Rating Scale Analysis, Wright & Masters Introduction to Rasch Measurement, E. Smith & R. Smith Introduction to Many-Facet Rasch Measurement, Thomas Eckes Invariant Measurement: Using Rasch Models in the Social, Behavioral, and Health Sciences, George Engelhard, Jr. Statistical Analyses for Language Testers, Rita Green
Rasch Models: Foundations, Recent Developments, and Applications, Fischer & Molenaar Journal of Applied Measurement Rasch models for measurement, David Andrich Constructing Measures, Mark Wilson Rasch Analysis in the Human Sciences, Boone, Stave, Yale
in Spanish: Análisis de Rasch para todos, Agustín Tristán Mediciones, Posicionamientos y Diagnósticos Competitivos, Juan Ramón Oreja Rodríguez

To be emailed about new material on
please enter your email address here:

I want to Subscribe: & click below
I want to Unsubscribe: & click below

Please set your SPAM filter to accept emails from welcomes your comments:

Your email address (if you want us to reply):


ForumRasch Measurement Forum to discuss any Rasch-related topic

Go to Top of Page
Go to index of all Rasch Measurement Transactions
AERA members: Join the Rasch Measurement SIG and receive the printed version of RMT
Some back issues of RMT are available as bound volumes
Subscribe to Journal of Applied Measurement

Go to Institute for Objective Measurement Home Page.
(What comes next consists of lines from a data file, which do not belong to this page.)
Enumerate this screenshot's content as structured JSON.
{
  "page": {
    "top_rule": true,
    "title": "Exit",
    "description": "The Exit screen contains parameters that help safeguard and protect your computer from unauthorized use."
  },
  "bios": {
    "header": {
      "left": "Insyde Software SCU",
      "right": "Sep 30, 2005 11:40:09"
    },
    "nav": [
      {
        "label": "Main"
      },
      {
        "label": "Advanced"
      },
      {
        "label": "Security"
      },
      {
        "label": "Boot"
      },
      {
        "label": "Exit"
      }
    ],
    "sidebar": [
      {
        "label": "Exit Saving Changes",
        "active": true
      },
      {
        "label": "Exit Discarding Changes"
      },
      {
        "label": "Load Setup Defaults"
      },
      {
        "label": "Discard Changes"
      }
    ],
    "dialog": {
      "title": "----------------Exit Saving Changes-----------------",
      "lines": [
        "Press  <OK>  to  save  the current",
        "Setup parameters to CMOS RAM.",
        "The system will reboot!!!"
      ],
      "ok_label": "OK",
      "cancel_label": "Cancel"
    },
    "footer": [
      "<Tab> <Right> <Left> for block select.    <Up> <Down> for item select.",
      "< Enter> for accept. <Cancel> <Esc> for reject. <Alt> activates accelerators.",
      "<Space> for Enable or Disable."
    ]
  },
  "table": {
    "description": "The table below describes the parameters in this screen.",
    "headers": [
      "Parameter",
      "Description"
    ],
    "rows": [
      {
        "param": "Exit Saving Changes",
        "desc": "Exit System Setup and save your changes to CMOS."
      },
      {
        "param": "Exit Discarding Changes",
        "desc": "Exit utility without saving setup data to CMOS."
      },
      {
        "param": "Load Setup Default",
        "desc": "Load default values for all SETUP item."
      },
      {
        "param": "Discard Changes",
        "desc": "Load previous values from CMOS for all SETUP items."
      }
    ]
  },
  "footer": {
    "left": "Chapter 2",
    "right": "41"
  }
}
The Rasch Measurement SIG (AERA) thanks the Institute for Objective Measurement for inviting the publication of Rasch Measurement Transactions on the Institute's website,

Coming Rasch-related Events
Sept. 15-16, 2017, Fri.-Sat. IOMC 2017: International Outcome Measurement Conference, Chicago,
Oct. 13 - Nov. 10, 2017, Fri.-Fri. On-line workshop: Practical Rasch Measurement - Core Topics (E. Smith, Winsteps),
Oct. 25-27, 2017, Wed.-Fri. In-person workshop: Applying the Rasch Model hands-on introductory workshop, Melbourne, Australia (T. Bond, B&FSteps), Announcement
Jan. 5 - Feb. 2, 2018, Fri.-Fri. On-line workshop: Practical Rasch Measurement - Core Topics (E. Smith, Winsteps),
Jan. 10-16, 2018, Wed.-Tues. In-person workshop: Advanced Course in Rasch Measurement Theory and the application of RUMM2030, Perth, Australia (D. Andrich), Announcement
Jan. 17-19, 2018, Wed.-Fri. Rasch Conference: Seventh International Conference on Probabilistic Models for Measurement, Matilda Bay Club, Perth, Australia, Website
April 13-17, 2018, Fri.-Tues. AERA, New York, NY,
May 25 - June 22, 2018, Fri.-Fri. On-line workshop: Practical Rasch Measurement - Core Topics (E. Smith, Winsteps),
June 29 - July 27, 2018, Fri.-Fri. On-line workshop: Practical Rasch Measurement - Further Topics (E. Smith, Winsteps),
Aug. 10 - Sept. 7, 2018, Fri.-Fri. On-line workshop: Many-Facet Rasch Measurement (E. Smith, Facets),
Oct. 12 - Nov. 9, 2018, Fri.-Fri. On-line workshop: Practical Rasch Measurement - Core Topics (E. Smith, Winsteps),
The HTML to add "Coming Rasch-related Events" to your webpage is:
<script type="text/javascript" src=""></script>


The URL of this page is